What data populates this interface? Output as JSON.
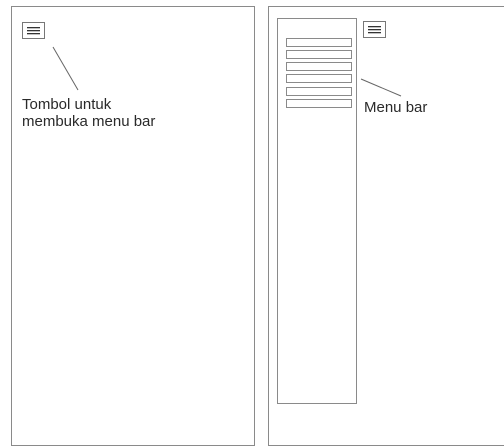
{
  "left_panel": {
    "menu_button": {
      "icon": "hamburger-menu-icon"
    },
    "annotation": {
      "line1": "Tombol untuk",
      "line2": "membuka menu bar"
    }
  },
  "right_panel": {
    "menu_button": {
      "icon": "hamburger-menu-icon"
    },
    "annotation": "Menu bar",
    "sidebar": {
      "items": [
        "",
        "",
        "",
        "",
        "",
        ""
      ]
    }
  },
  "colors": {
    "border": "#8a8a8a",
    "text": "#2a2a2a",
    "background": "#ffffff"
  }
}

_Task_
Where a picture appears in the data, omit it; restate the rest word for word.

_Response box_
What data populates this interface? Output as JSON.
{
  "left_panel": {
    "menu_button": {
      "icon": "hamburger-menu-icon"
    },
    "annotation": {
      "line1": "Tombol untuk",
      "line2": "membuka menu bar"
    }
  },
  "right_panel": {
    "menu_button": {
      "icon": "hamburger-menu-icon"
    },
    "annotation": "Menu bar",
    "sidebar": {
      "items": [
        "",
        "",
        "",
        "",
        "",
        ""
      ]
    }
  },
  "colors": {
    "border": "#8a8a8a",
    "text": "#2a2a2a",
    "background": "#ffffff"
  }
}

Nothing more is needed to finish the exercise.